Panic of 33: Roman Credit Crisis - Tiberius the Central Banker

by Geoff Gannon


Since I linked to a post about monetary policy as asset price policy, here’s an example.

In 33 A.D., there was a shortage of money in Rome. Richard Duncan-Jones, the Bill James of Roman economics, explains it well.

To fix this problem:

…the Senate…required that two-thirds of every loan should be invested in Italian land, and that two-thirds of every outstanding debt should be paid off.

In other words: two-thirds of every debt should be paid for with land.

I assume this meant two-thirds of every debt should be paid for with land at cost instead of market.

The disease was debt deflation. The planned cure was to let borrowers pay their debt in land as if land had never fallen in value.

Unfortunately:

…the loans were actually called…in full, and the property market became glutted with estates of debtors desperate to sell, to the point where land prices collapsed.

Lenders faced a forced conversion of debt into land. They were told 18 months ahead of time. If the market value of land was less than the value of the debt, any sane lender would call his loan before the conversion happened.

To fix this problem:

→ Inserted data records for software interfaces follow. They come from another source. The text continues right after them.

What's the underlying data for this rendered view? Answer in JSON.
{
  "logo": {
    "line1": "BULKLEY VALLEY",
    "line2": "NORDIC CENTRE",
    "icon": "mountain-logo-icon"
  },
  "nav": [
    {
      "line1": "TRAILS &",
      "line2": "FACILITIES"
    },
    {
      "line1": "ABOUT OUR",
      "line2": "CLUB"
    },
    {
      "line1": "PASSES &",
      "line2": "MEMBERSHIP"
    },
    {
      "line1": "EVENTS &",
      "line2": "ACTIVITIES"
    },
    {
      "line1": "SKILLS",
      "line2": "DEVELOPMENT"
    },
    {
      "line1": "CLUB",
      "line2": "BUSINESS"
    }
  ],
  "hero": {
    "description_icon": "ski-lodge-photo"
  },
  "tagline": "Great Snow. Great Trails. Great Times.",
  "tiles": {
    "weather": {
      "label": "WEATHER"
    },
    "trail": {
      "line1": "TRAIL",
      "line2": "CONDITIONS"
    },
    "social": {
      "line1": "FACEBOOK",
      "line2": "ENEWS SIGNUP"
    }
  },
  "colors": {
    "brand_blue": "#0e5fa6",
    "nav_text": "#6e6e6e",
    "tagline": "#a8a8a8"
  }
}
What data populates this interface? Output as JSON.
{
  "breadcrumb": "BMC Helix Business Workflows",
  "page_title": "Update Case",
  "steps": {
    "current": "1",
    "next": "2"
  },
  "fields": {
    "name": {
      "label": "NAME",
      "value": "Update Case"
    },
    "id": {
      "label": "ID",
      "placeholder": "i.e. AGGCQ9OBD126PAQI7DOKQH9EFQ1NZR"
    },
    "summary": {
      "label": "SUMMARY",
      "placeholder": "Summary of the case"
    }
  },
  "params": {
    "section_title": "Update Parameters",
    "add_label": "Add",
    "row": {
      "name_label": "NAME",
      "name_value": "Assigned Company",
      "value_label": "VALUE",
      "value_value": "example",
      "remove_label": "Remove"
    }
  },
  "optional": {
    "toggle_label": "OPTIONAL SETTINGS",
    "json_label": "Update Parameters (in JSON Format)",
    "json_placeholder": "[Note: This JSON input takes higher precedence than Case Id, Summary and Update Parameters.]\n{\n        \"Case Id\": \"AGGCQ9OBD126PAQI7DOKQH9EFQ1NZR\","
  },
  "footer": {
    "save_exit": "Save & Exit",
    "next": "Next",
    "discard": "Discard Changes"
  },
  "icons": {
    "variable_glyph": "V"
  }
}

…(Tiberius) came to the rescue…the debtors having the privilege of borrowing for three years, without interest, on giving landed security to the state for twice the amount of the loan. Thus credit was restored, and gradually it was found possible to borrow from private persons also.

Tiberius used money to fight falling asset prices.